Mind you, I’m not saying it’s wise to pack up and go somewhere on a whim. What I AM saying, though, is to be confident enough in who you are and how you live your life to take chances and do things that advance you to where you want to go. If you’re not satisfied doing what you’re doing, look at what you can control and do something about it.

2) Don’t ever let ANYONE tell you that you’re incapable of doing something.

Okay, gather around, it’s story time.

Back in 2010, after returning from my internship at the 2010 Winter Olympics, I sat down and plotted a course of action into how I was going to get my first-ever real job. My idea was to blast my resume to the athletic departments of every college or university with a Division I program, thinking that, sooner or later, a door was going to open.

We’ll get to the results of that in a bit. I got a myriad of responses to these inquiries, including several very nice messages of, “no thanks,” and a few interviews with some very nice people. By and large, the people who work in college athletics recognize the struggles of breaking into the business, and I was able to learn a lot by doing what I did.

I only got one response that made me question the wisdom of what I was doing. I won’t name the school in question, but I will say it was a major athletic department. I still have the email in my mailbox, in a separate folder off to the side, just in case there are days where I need some encouragement.

“I will be honest with you and tell you that, from my perspective in the radio broadcasting part of the business, your chances of getting your first job out of college on the air broadcasting for a Division 1 level network are nil.”

That hit me pretty hard when I read it seven years ago, and even now, the impact isn’t lost on me. I firmly understand that the writer of those words probably didn’t intend to come off in a negative light, and was probably trying to give a young kid some idea of how the business worked. For better or for worse, though, the words you see italicized have been a driving force in a lot of what I’ve done to this point in my career.

Fast-forward seven months. After searching for the better part of a year (as most 2010 college graduates were, given the economy), I finally landed an opportunity to show someone what I could do in a broadcasting/multimedia environment in exchange for a paycheck.

The place? Siena College. A school with a Division I athletic department, where I had a big hand in broadcasts for soccer, basketball, baseball, and lacrosse.

The writer of that email probably has no idea what I’ve been up to all these years, or how much what he said motivated me (inadvertently or otherwise). If he’s somehow out there reading this: Thanks for what you did for me…even if you didn’t mean to do it.
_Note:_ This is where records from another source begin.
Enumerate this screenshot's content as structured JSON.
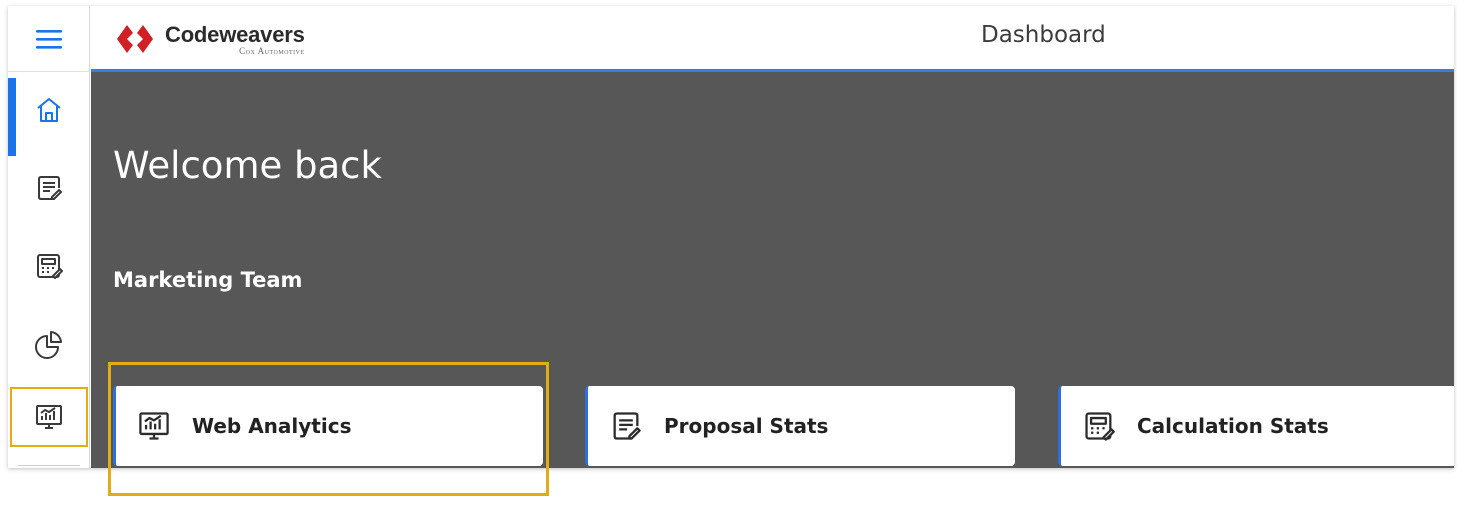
{
  "app": {
    "brand_name": "Codeweavers",
    "brand_sub": "Cox Automotive",
    "page_title": "Dashboard"
  },
  "sidebar": {
    "items": [
      {
        "name": "home",
        "icon": "home-icon"
      },
      {
        "name": "proposals",
        "icon": "document-edit-icon"
      },
      {
        "name": "calculations",
        "icon": "calculator-icon"
      },
      {
        "name": "reports",
        "icon": "pie-chart-icon"
      },
      {
        "name": "web-analytics",
        "icon": "analytics-monitor-icon"
      }
    ]
  },
  "main": {
    "welcome": "Welcome back",
    "team": "Marketing Team",
    "cards": [
      {
        "label": "Web Analytics",
        "icon": "analytics-monitor-icon"
      },
      {
        "label": "Proposal Stats",
        "icon": "document-edit-icon"
      },
      {
        "label": "Calculation Stats",
        "icon": "calculator-icon"
      }
    ]
  },
  "colors": {
    "accent": "#1a73e8",
    "highlight": "#e2ac12",
    "hero_bg": "#575757",
    "brand_red": "#d21f26"
  }
}
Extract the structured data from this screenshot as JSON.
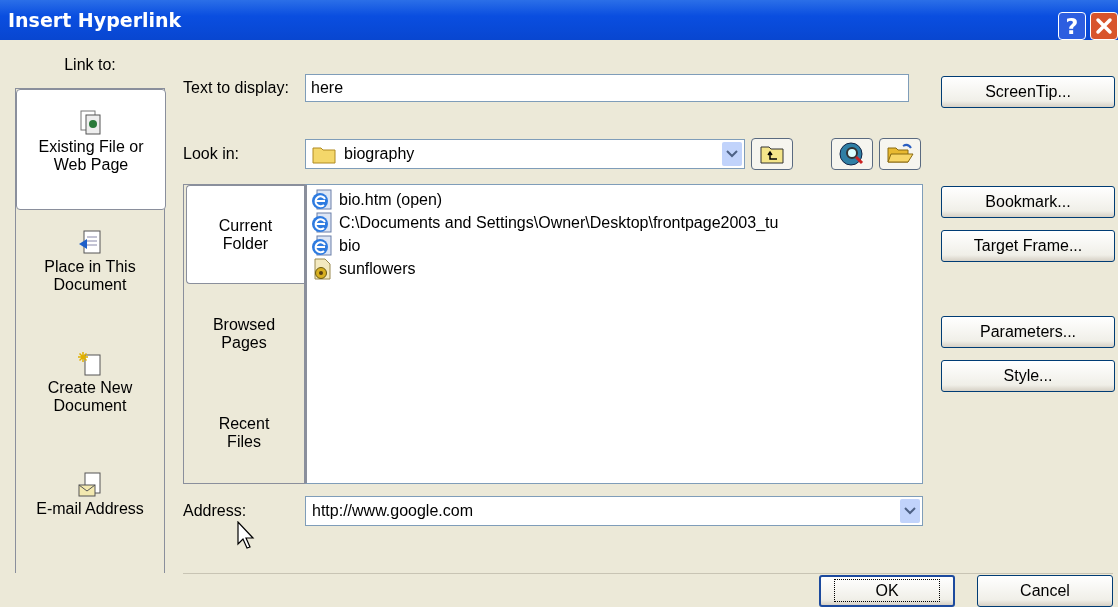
{
  "window": {
    "title": "Insert Hyperlink",
    "help_button": "?"
  },
  "link_to": {
    "label": "Link to:",
    "items": [
      {
        "label": "Existing File or Web Page",
        "kind": "file",
        "selected": true
      },
      {
        "label": "Place in This Document",
        "kind": "place",
        "selected": false
      },
      {
        "label": "Create New Document",
        "kind": "new",
        "selected": false
      },
      {
        "label": "E-mail Address",
        "kind": "email",
        "selected": false
      }
    ]
  },
  "text_to_display": {
    "label": "Text to display:",
    "value": "here"
  },
  "screentip_button": "ScreenTip...",
  "look_in": {
    "label": "Look in:",
    "value": "biography"
  },
  "sub_tabs": [
    {
      "label": "Current Folder",
      "selected": true
    },
    {
      "label": "Browsed Pages",
      "selected": false
    },
    {
      "label": "Recent Files",
      "selected": false
    }
  ],
  "files": [
    {
      "name": "bio.htm (open)",
      "kind": "web"
    },
    {
      "name": "C:\\Documents and Settings\\Owner\\Desktop\\frontpage2003_tu",
      "kind": "web"
    },
    {
      "name": "bio",
      "kind": "web"
    },
    {
      "name": "sunflowers",
      "kind": "image"
    }
  ],
  "side_buttons": [
    "Bookmark...",
    "Target Frame...",
    "Parameters...",
    "Style..."
  ],
  "address": {
    "label": "Address:",
    "value": "http://www.google.com"
  },
  "buttons": [
    {
      "label": "OK",
      "default": true
    },
    {
      "label": "Cancel",
      "default": false
    }
  ]
}
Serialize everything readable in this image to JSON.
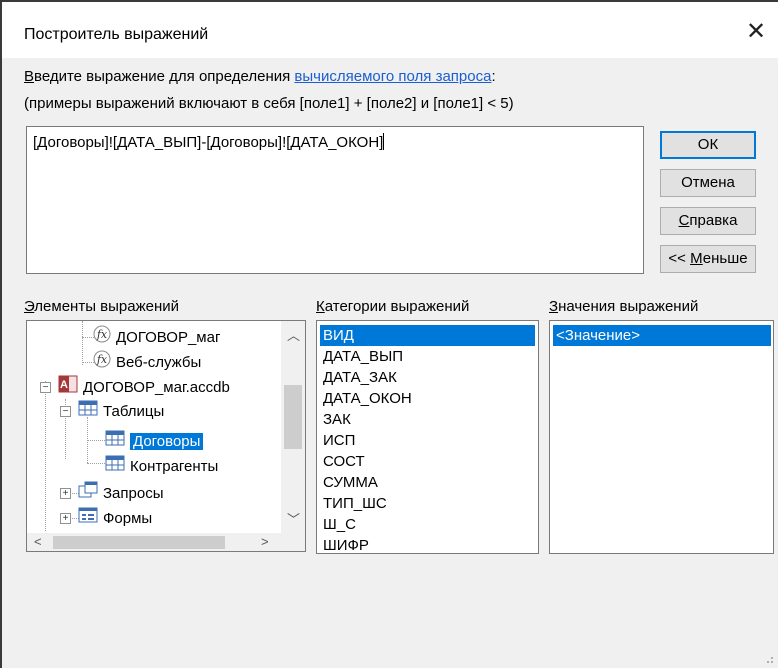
{
  "window": {
    "title": "Построитель выражений"
  },
  "instructions": {
    "line1_prefix": "Введите выражение для определения ",
    "line1_link": "вычисляемого поля запроса",
    "line1_suffix": ":",
    "line2": "(примеры выражений включают в себя [поле1] + [поле2] и [поле1] < 5)"
  },
  "expression": {
    "value": "[Договоры]![ДАТА_ВЫП]-[Договоры]![ДАТА_ОКОН]"
  },
  "buttons": {
    "ok": "ОК",
    "cancel": "Отмена",
    "help_accel": "С",
    "help_rest": "правка",
    "less_prefix": "<< ",
    "less_accel": "М",
    "less_rest": "еньше"
  },
  "panels": {
    "elements": {
      "accel": "Э",
      "rest": "лементы выражений"
    },
    "categories": {
      "accel": "К",
      "rest": "атегории выражений"
    },
    "values": {
      "accel": "З",
      "rest": "начения выражений"
    }
  },
  "tree": {
    "items": [
      {
        "label": "ДОГОВОР_маг",
        "icon": "function-icon"
      },
      {
        "label": "Веб-службы",
        "icon": "function-icon"
      },
      {
        "label": "ДОГОВОР_маг.accdb",
        "icon": "access-db-icon"
      },
      {
        "label": "Таблицы",
        "icon": "tables-folder-icon"
      },
      {
        "label": "Договоры",
        "icon": "table-icon",
        "selected": true
      },
      {
        "label": "Контрагенты",
        "icon": "table-icon"
      },
      {
        "label": "Запросы",
        "icon": "queries-folder-icon"
      },
      {
        "label": "Формы",
        "icon": "forms-folder-icon"
      }
    ]
  },
  "categories": {
    "items": [
      "ВИД",
      "ДАТА_ВЫП",
      "ДАТА_ЗАК",
      "ДАТА_ОКОН",
      "ЗАК",
      "ИСП",
      "СОСТ",
      "СУММА",
      "ТИП_ШС",
      "Ш_С",
      "ШИФР"
    ],
    "selected_index": 0
  },
  "values": {
    "items": [
      "<Значение>"
    ],
    "selected_index": 0
  },
  "colors": {
    "accent": "#0078d7",
    "link": "#1a5fd1",
    "dialog_bg": "#f0f0f0"
  }
}
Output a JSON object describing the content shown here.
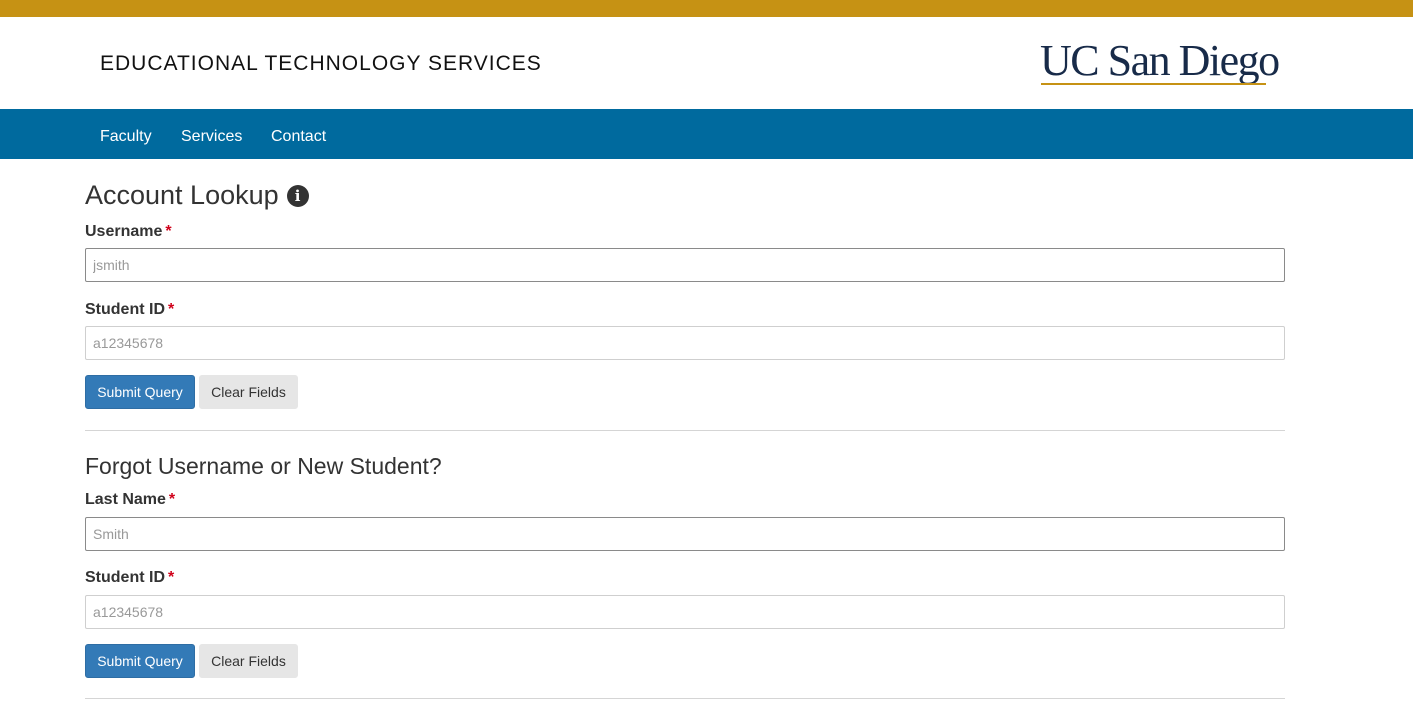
{
  "header": {
    "site_title": "EDUCATIONAL TECHNOLOGY SERVICES",
    "logo_text": "UC San Diego"
  },
  "nav": {
    "items": [
      {
        "label": "Faculty"
      },
      {
        "label": "Services"
      },
      {
        "label": "Contact"
      }
    ]
  },
  "account_lookup": {
    "title": "Account Lookup",
    "info_icon": "info-circle-icon",
    "username_label": "Username",
    "username_placeholder": "jsmith",
    "student_id_label": "Student ID",
    "student_id_placeholder": "a12345678",
    "submit_label": "Submit Query",
    "clear_label": "Clear Fields"
  },
  "forgot": {
    "title": "Forgot Username or New Student?",
    "last_name_label": "Last Name",
    "last_name_placeholder": "Smith",
    "student_id_label": "Student ID",
    "student_id_placeholder": "a12345678",
    "submit_label": "Submit Query",
    "clear_label": "Clear Fields"
  },
  "required_marker": "*",
  "colors": {
    "gold": "#c69214",
    "nav_blue": "#006a9e",
    "navy": "#182b49",
    "button_primary": "#337ab7",
    "required": "#d0021b"
  }
}
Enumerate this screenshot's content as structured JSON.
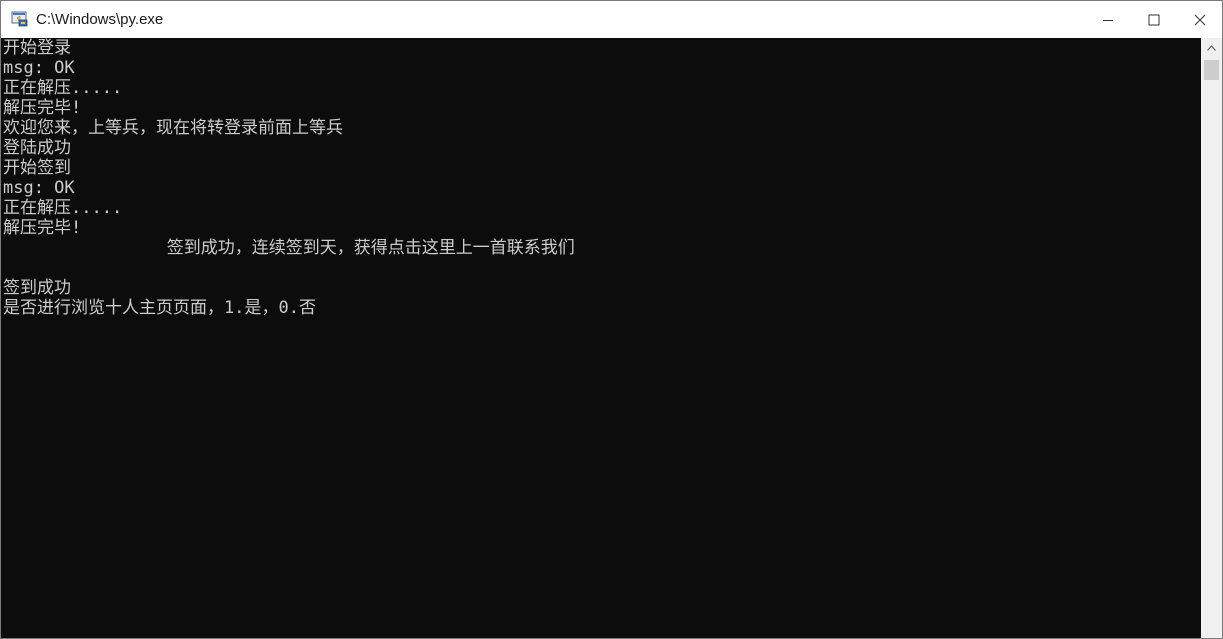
{
  "window": {
    "title": "C:\\Windows\\py.exe",
    "icon": "python-console-icon",
    "buttons": {
      "minimize": "minimize-icon",
      "maximize": "maximize-icon",
      "close": "close-icon"
    }
  },
  "console": {
    "background": "#0c0c0c",
    "foreground": "#cccccc",
    "lines": [
      "开始登录",
      "msg: OK",
      "正在解压.....",
      "解压完毕!",
      "欢迎您来，上等兵，现在将转登录前面上等兵",
      "登陆成功",
      "开始签到",
      "msg: OK",
      "正在解压.....",
      "解压完毕!",
      "                签到成功，连续签到天，获得点击这里上一首联系我们",
      "",
      "签到成功",
      "是否进行浏览十人主页页面，1.是，0.否"
    ]
  },
  "scrollbar": {
    "up_arrow": "chevron-up-icon"
  }
}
That concludes the first-ever full-on blog post here on AndrewChampagne.com. It’s a big racing weekend, with two Kentucky Derby preps on tap for Saturday and a mandatory payout in Gulfstream Park’s Rainbow Six set for Sunday. I’ll have a few posts up looking at those cards in the near future.

Until then: If you’ve got a comment, or a suggestion, or a gripe, buzz me by way of this site’s ‘contact’ section, which you can go to by clicking here.